What’s your image of a gamer? If you are picturing someone with a sallow complexion who never ventures out of doors and lives on junk food and fizzy drinks, it is time to get into the 21st century.
These days, gaming is not just the preserve of spotty teenagers. Almost all of us have a smartphone, and most of us play the occasional game Some choose a round of virtual golf, others like to play casino games, while for still more, it’s brain teasers and puzzles that appeal.
Of course, doing anything to excess can be damaging to your health, but to label gaming as unhealthy would be as ridiculous as saying the same about reading books or going to the cinema. And far from being bad for us, there’s evidence that a little gaming can be just what the doctor ordered.
These days, we have more stressors clamouring for our attention than ever before. That ubiquitous smartphone means work can follow us home, and indeed home can follow us to the office. Stress and related mental illnesses such as anxiety and depression are brought about and exacerbated by the daily cycle and the lack of let-up. Switching your brain off completely and immersing yourself in your game of choice for half an hour can be immensely therapeutic. Just try it.
A research project led by Shawn Green from the University of Rochester back in 2010 gave a group of volunteers with no gaming experience the task of playing games for 50 hours. Half were allocated a slow-paced strategy game, while the other half played an action game. Those playing the second game displayed an ability to make faster and more accurate decisions, as the game helped the participants to “become better at taking sensory data in, and translating it into correct decisions.”
Since the dawn of gaming, parents have worried that kids who play games are in some way “rotting their brains” and damaging their attention spans. Princeton University researcher Vikranth Bejjanki decided to test that hypothesis out, and he reached some surprising conclusions. He ran some tests using both experienced and inexperienced gamers, and found that playing games actually improves focus and attention.
Improving physical fitness
As games have evolved, so have the platforms on which they are played and the levels of interaction. Active systems like the Wii are so effective at keeping us fit that you even see them in hospitals and nursing homes. In fact, researchers have found that playing a motion-control game has the same health benefits as walking on a treadmill at 3.5mph. And let’s face it, it’s far more fun.
Keeping you younger
We all know how important it is to maintain an exercise routine as we get older.

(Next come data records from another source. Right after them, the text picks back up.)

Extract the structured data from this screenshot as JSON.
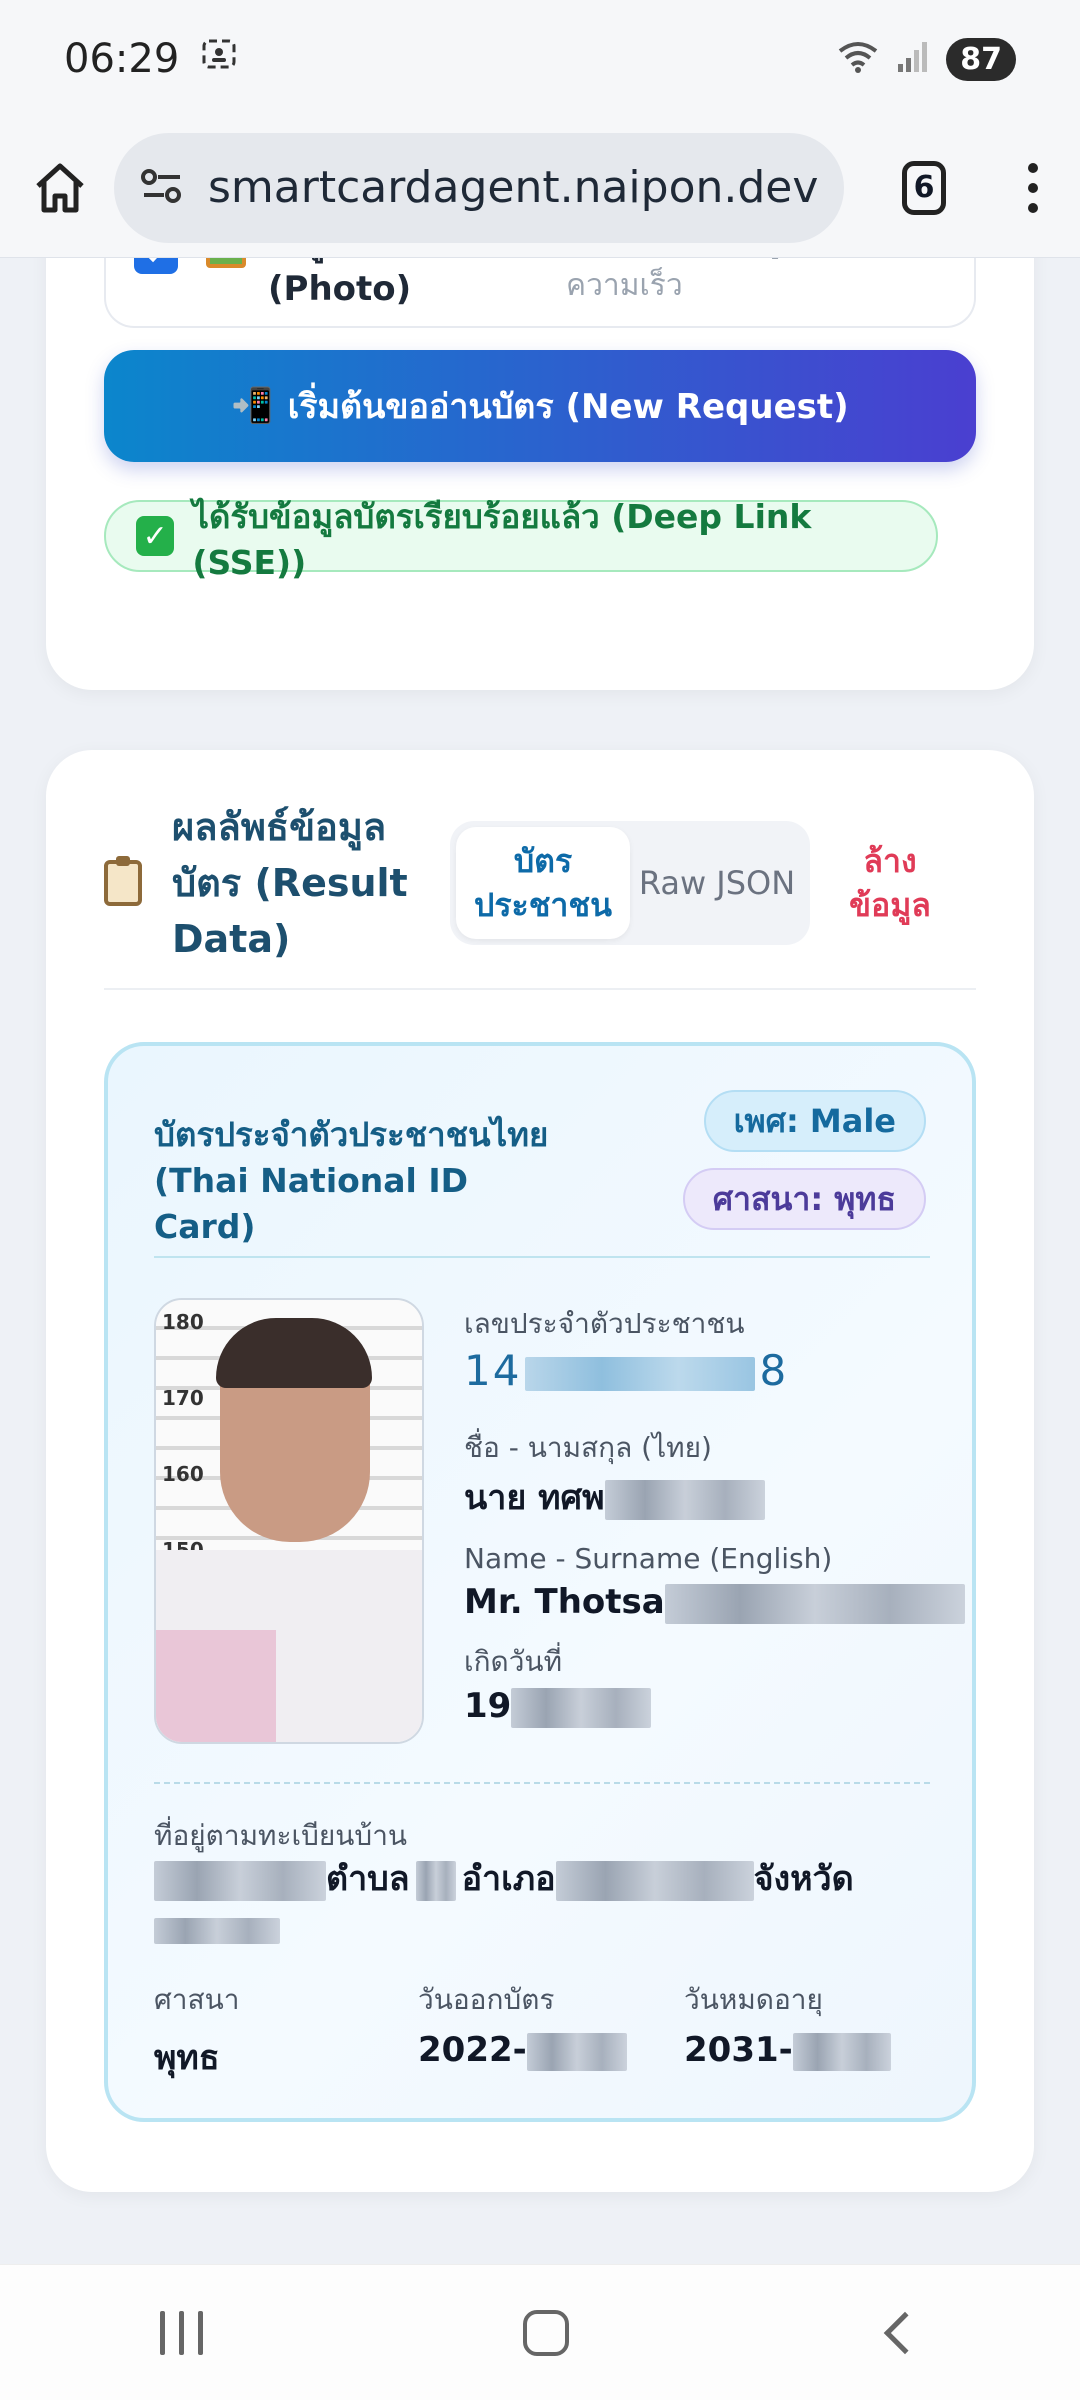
{
  "status": {
    "time": "06:29",
    "battery": "87"
  },
  "browser": {
    "url": "smartcardagent.naipon.dev",
    "tab_count": "6"
  },
  "form": {
    "photo_label": "ดึงรูปถ่ายด้วย (Photo)",
    "photo_hint": "Default: ไม่ดึงรูปเพื่อความเร็ว",
    "photo_checked": true,
    "new_request_label": "เริ่มต้นขออ่านบัตร (New Request)",
    "new_request_icon": "📲",
    "success_message": "ได้รับข้อมูลบัตรเรียบร้อยแล้ว (Deep Link (SSE))"
  },
  "result": {
    "title": "ผลลัพธ์ข้อมูลบัตร (Result Data)",
    "tabs": [
      {
        "label": "บัตรประชาชน",
        "active": true
      },
      {
        "label": "Raw JSON",
        "active": false
      }
    ],
    "clear_label": "ล้างข้อมูล"
  },
  "id_card": {
    "title": "บัตรประจำตัวประชาชนไทย (Thai National ID Card)",
    "gender_badge": "เพศ: Male",
    "religion_badge": "ศาสนา: พุทธ",
    "photo_scale": [
      "180",
      "170",
      "160",
      "150"
    ],
    "id_label": "เลขประจำตัวประชาชน",
    "id_value_prefix": "14",
    "id_value_suffix": "8",
    "name_th_label": "ชื่อ - นามสกุล (ไทย)",
    "name_th_value": "นาย ทศพ",
    "name_en_label": "Name - Surname (English)",
    "name_en_value": "Mr. Thotsa",
    "dob_label": "เกิดวันที่",
    "dob_value": "19",
    "address_label": "ที่อยู่ตามทะเบียนบ้าน",
    "address_subdistrict": "ตำบล",
    "address_district": "อำเภอ",
    "address_province": "จังหวัด",
    "religion_label": "ศาสนา",
    "religion_value": "พุทธ",
    "issue_label": "วันออกบัตร",
    "issue_value": "2022-",
    "expiry_label": "วันหมดอายุ",
    "expiry_value": "2031-"
  },
  "colors": {
    "primary_gradient_start": "#0b86cc",
    "primary_gradient_end": "#4a3fd0",
    "success": "#147a3f",
    "danger": "#e03b57",
    "card_title": "#155e86"
  }
}
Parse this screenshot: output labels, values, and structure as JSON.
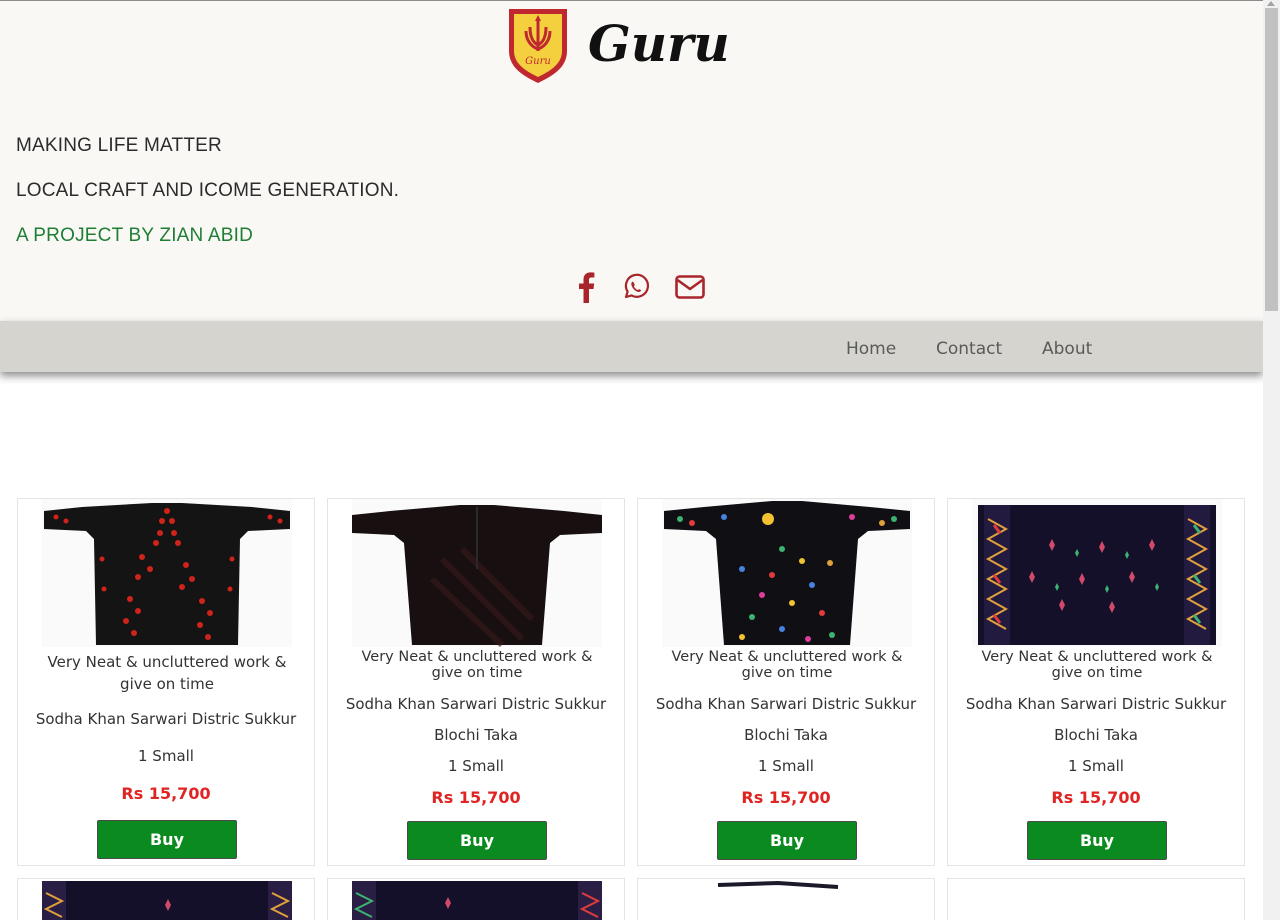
{
  "brand": {
    "name": "Guru",
    "shield_text": "Guru",
    "brand_color": "#c0282f",
    "shield_fill": "#f4d03f"
  },
  "header": {
    "taglines": [
      "MAKING LIFE MATTER",
      "LOCAL CRAFT AND ICOME GENERATION.",
      "A PROJECT BY ZIAN ABID"
    ],
    "social_icons": [
      "facebook-icon",
      "whatsapp-icon",
      "mail-icon"
    ],
    "icon_color": "#a8262b"
  },
  "nav": {
    "items": [
      "Home",
      "Contact",
      "About"
    ]
  },
  "products": [
    {
      "image": "black-kurta-red-embroidery",
      "description": "Very Neat & uncluttered work & give on time",
      "seller": "Sodha Khan Sarwari Distric Sukkur",
      "name": "",
      "size": "1 Small",
      "price": "Rs 15,700",
      "buy_label": "Buy"
    },
    {
      "image": "black-plain-kurta",
      "description": "Very Neat & uncluttered work & give on time",
      "seller": "Sodha Khan Sarwari Distric Sukkur",
      "name": "Blochi Taka",
      "size": "1 Small",
      "price": "Rs 15,700",
      "buy_label": "Buy"
    },
    {
      "image": "black-kurta-multicolor-flowers",
      "description": "Very Neat & uncluttered work & give on time",
      "seller": "Sodha Khan Sarwari Distric Sukkur",
      "name": "Blochi Taka",
      "size": "1 Small",
      "price": "Rs 15,700",
      "buy_label": "Buy"
    },
    {
      "image": "black-shawl-embroidered-border",
      "description": "Very Neat & uncluttered work & give on time",
      "seller": "Sodha Khan Sarwari Distric Sukkur",
      "name": "Blochi Taka",
      "size": "1 Small",
      "price": "Rs 15,700",
      "buy_label": "Buy"
    }
  ],
  "colors": {
    "header_bg": "#f9f8f5",
    "nav_bg": "#d5d4cf",
    "price": "#e02424",
    "buy_button": "#0a8a1f",
    "tagline_green": "#1e7e34"
  }
}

But exercising the brain is just as crucial, and gaming can be the perfect way to do so. A study carried out at the University of Iowa involved more than 600 over 50s and found that 10 hours of gaming per week over a two month period resulted in slowing or even reversing cognitive decline.